Task objective>
Of the lines below, copy those that hold the word "placeholder".
[Dataset excerpts — start]
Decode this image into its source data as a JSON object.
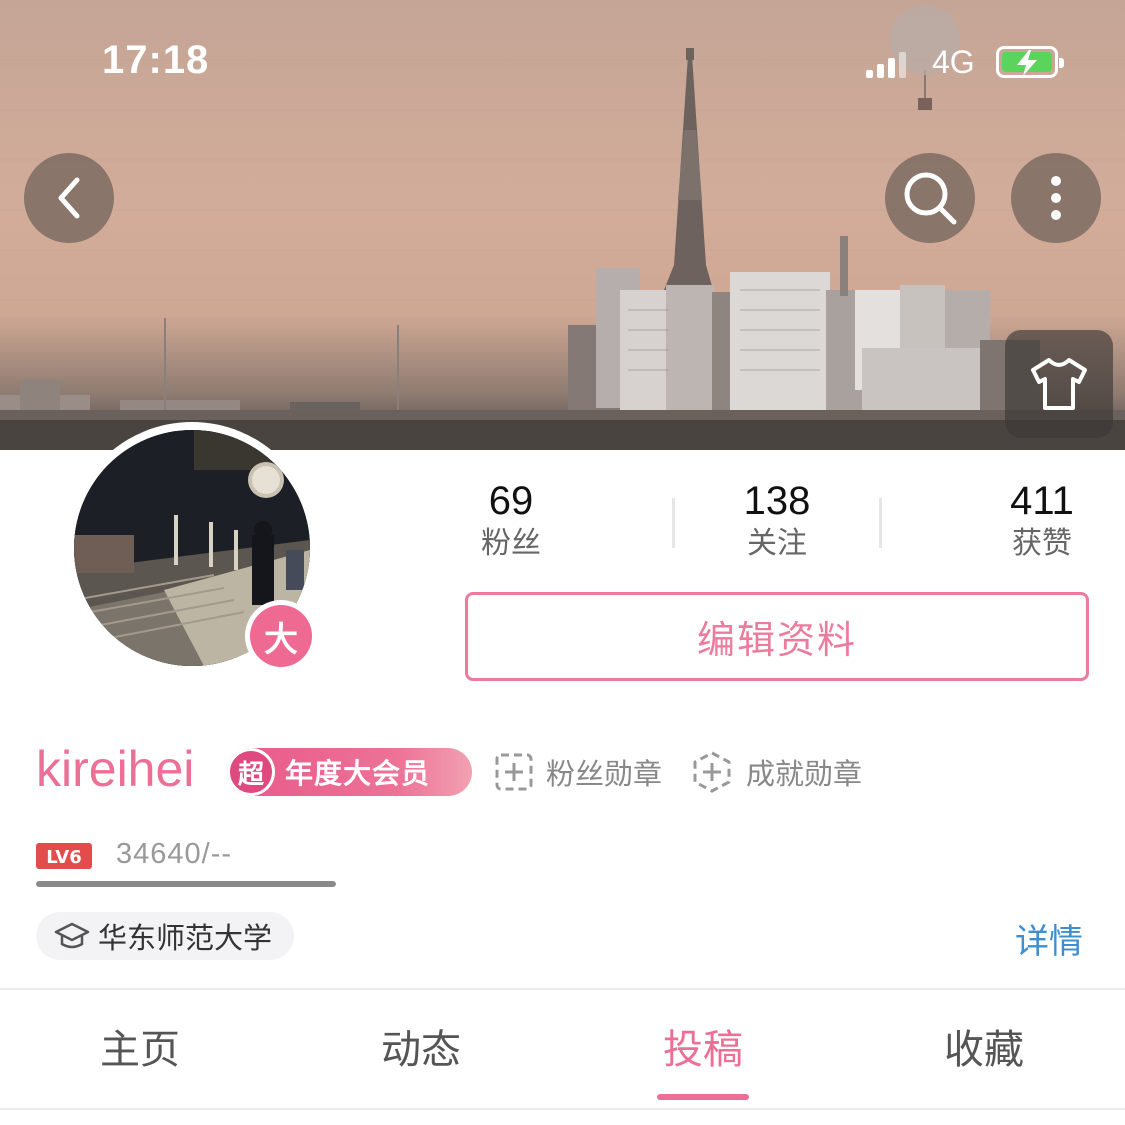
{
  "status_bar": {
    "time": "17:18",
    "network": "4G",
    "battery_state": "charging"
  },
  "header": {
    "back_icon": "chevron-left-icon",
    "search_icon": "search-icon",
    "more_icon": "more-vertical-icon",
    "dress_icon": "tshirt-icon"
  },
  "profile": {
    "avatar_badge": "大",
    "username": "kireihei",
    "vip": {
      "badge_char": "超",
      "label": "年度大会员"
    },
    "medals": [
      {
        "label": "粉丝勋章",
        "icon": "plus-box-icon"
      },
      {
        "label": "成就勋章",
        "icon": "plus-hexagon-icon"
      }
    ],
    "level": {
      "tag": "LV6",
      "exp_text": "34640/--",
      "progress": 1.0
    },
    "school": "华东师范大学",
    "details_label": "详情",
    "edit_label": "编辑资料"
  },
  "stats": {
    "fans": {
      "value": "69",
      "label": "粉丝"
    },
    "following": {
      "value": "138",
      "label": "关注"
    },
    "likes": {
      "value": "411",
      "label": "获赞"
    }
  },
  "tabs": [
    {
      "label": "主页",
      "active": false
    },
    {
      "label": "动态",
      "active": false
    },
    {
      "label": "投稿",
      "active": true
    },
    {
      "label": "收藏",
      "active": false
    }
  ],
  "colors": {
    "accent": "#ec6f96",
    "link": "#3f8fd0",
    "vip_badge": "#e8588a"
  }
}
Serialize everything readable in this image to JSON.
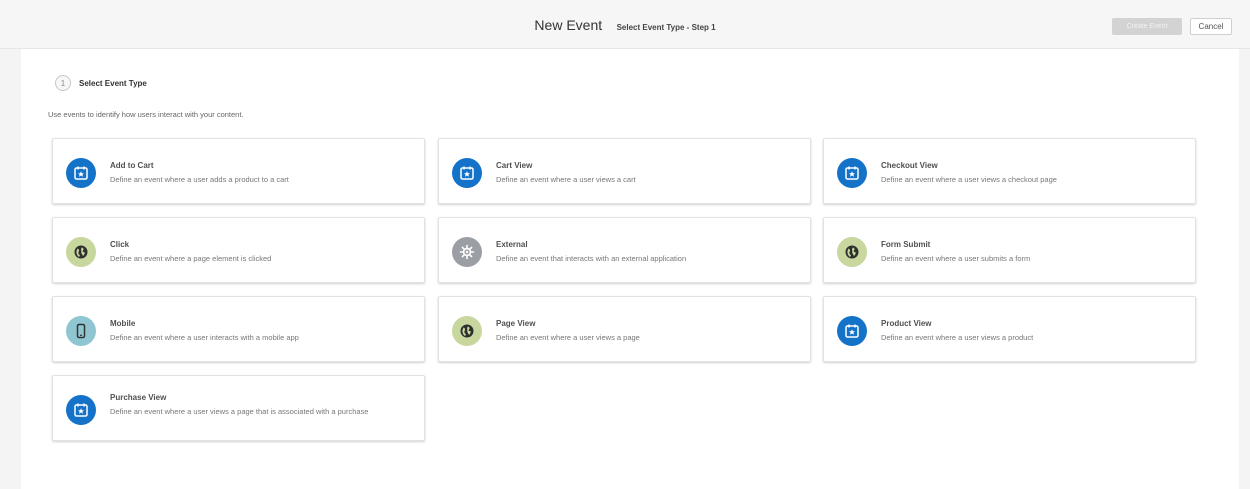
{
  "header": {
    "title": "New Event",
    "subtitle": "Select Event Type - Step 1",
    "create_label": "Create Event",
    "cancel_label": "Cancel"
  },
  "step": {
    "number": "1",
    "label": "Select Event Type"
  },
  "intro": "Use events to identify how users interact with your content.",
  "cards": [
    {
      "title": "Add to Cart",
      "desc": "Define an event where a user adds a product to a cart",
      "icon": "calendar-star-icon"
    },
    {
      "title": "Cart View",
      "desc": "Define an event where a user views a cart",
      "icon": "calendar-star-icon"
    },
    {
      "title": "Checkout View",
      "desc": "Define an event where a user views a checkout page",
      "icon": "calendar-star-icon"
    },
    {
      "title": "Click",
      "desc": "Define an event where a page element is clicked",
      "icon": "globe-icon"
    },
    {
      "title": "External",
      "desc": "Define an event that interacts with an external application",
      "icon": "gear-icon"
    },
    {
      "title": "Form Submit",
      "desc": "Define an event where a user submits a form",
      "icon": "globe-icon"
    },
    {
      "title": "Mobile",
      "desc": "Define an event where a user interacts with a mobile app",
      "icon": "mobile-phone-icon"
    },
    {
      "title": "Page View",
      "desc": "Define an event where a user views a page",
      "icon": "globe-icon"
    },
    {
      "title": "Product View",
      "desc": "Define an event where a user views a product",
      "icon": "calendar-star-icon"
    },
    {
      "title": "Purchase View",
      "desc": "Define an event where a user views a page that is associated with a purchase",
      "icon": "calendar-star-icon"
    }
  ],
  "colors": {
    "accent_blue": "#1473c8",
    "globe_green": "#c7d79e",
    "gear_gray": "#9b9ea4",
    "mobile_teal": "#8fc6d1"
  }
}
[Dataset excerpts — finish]
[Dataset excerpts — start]
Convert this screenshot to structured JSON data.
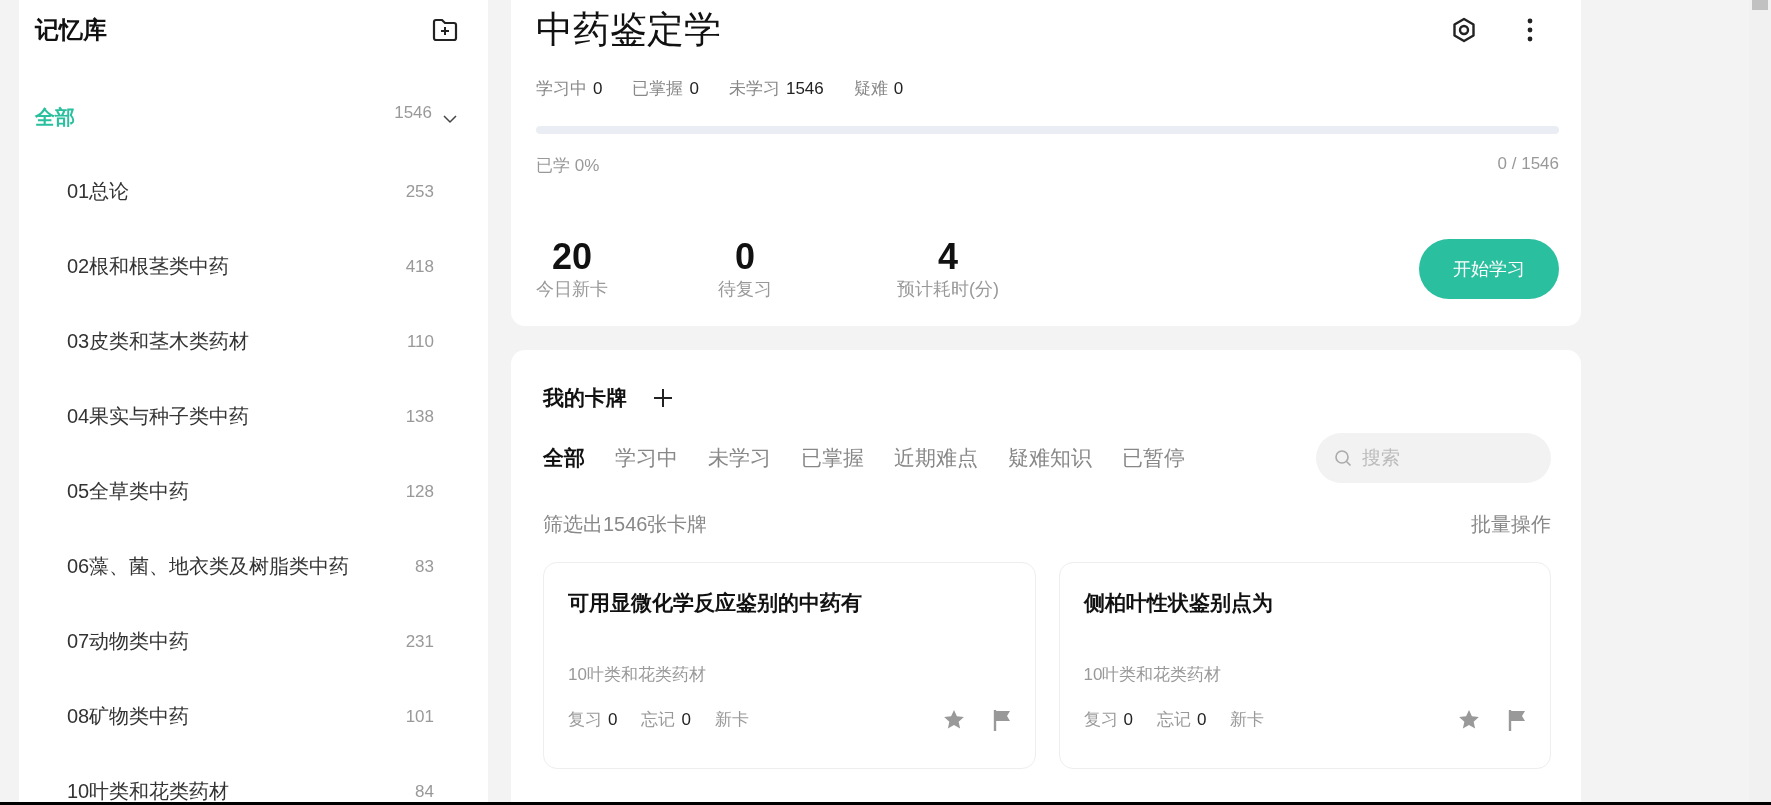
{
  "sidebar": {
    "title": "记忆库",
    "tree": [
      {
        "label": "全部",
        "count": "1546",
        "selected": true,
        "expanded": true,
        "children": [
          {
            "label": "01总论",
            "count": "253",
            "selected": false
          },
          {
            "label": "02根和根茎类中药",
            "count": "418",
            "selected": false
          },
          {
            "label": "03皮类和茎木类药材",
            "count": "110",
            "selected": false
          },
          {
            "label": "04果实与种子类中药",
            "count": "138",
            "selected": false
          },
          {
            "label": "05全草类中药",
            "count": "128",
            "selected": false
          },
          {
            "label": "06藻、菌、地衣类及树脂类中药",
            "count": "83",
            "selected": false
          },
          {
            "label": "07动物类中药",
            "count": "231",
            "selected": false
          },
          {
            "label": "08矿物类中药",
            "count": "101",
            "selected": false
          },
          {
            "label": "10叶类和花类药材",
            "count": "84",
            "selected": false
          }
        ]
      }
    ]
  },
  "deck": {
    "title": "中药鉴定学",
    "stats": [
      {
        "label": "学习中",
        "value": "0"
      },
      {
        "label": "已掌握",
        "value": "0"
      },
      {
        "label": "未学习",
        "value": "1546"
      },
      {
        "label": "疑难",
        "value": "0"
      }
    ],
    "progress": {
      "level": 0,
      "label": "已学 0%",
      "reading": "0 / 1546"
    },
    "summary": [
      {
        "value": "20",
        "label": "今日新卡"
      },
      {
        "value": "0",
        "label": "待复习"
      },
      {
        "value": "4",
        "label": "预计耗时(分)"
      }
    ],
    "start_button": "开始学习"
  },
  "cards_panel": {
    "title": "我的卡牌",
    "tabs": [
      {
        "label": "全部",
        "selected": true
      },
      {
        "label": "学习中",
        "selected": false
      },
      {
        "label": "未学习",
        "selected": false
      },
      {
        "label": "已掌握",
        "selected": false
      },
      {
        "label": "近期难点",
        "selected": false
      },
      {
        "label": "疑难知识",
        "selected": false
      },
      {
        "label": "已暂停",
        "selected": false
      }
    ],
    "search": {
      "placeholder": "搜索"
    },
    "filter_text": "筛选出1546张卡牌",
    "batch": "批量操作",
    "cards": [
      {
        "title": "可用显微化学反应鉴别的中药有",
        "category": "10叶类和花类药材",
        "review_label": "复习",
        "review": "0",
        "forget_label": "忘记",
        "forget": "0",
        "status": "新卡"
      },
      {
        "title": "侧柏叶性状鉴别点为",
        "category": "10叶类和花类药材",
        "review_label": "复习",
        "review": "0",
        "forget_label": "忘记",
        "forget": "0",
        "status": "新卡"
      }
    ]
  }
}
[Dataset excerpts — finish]
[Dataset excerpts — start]
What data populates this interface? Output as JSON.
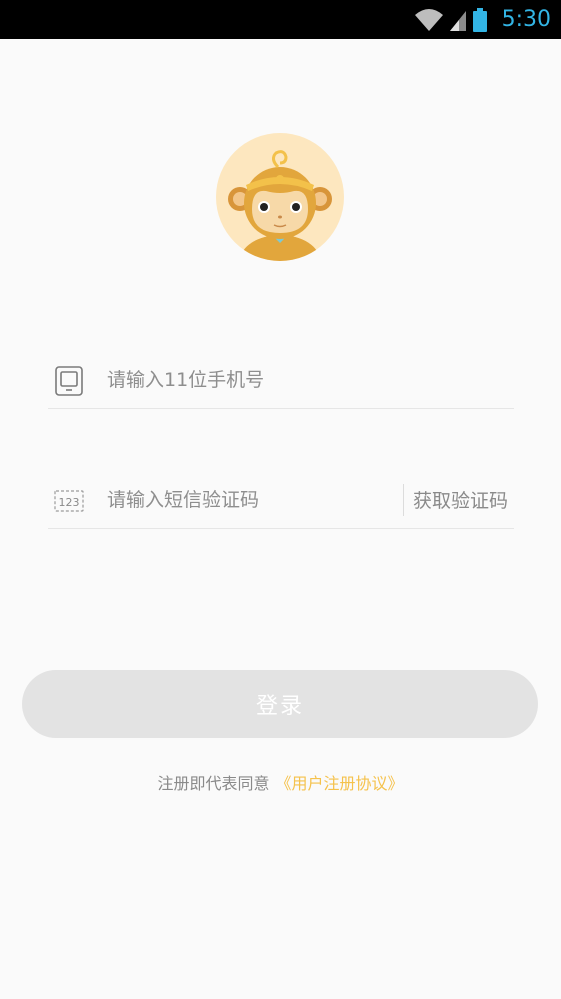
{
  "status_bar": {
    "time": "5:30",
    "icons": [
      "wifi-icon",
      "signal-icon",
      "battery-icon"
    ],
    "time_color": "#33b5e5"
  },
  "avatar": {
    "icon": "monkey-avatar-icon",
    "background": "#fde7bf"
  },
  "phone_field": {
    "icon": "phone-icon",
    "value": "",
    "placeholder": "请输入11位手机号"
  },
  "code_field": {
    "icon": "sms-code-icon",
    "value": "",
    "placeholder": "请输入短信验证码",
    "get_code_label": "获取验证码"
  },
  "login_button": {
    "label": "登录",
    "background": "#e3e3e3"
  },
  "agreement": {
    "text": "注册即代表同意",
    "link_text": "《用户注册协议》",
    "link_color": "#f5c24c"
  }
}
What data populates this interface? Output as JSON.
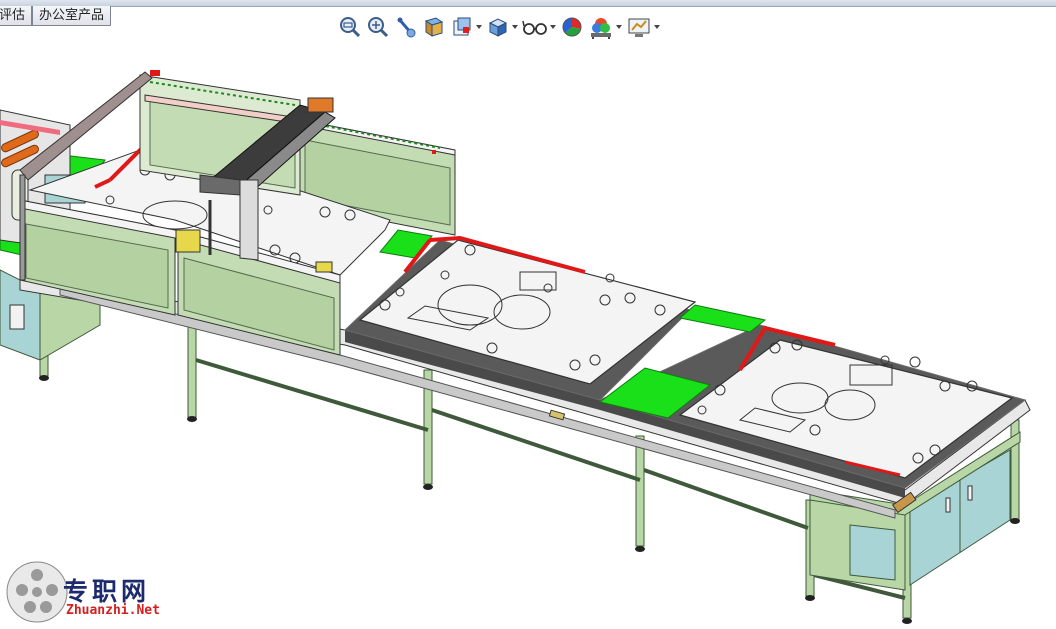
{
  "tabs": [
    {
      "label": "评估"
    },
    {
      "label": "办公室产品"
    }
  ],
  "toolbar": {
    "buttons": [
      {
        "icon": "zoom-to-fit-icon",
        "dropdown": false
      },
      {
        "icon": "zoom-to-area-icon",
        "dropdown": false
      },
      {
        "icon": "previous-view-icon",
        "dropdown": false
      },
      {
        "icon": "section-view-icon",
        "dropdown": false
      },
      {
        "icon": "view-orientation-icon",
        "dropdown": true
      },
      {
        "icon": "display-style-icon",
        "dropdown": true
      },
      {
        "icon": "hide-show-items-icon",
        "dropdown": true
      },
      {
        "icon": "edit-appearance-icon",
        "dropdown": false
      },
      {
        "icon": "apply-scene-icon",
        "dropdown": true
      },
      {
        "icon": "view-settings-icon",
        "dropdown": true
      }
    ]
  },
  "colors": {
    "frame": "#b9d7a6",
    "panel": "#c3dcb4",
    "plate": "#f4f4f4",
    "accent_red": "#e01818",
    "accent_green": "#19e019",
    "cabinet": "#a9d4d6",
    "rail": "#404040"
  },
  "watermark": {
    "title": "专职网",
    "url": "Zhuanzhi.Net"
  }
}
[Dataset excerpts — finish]
Output below>
      "placeholder": "搜索"
    "placeholder": "请输入11位手机号"
    "placeholder": "请输入短信验证码",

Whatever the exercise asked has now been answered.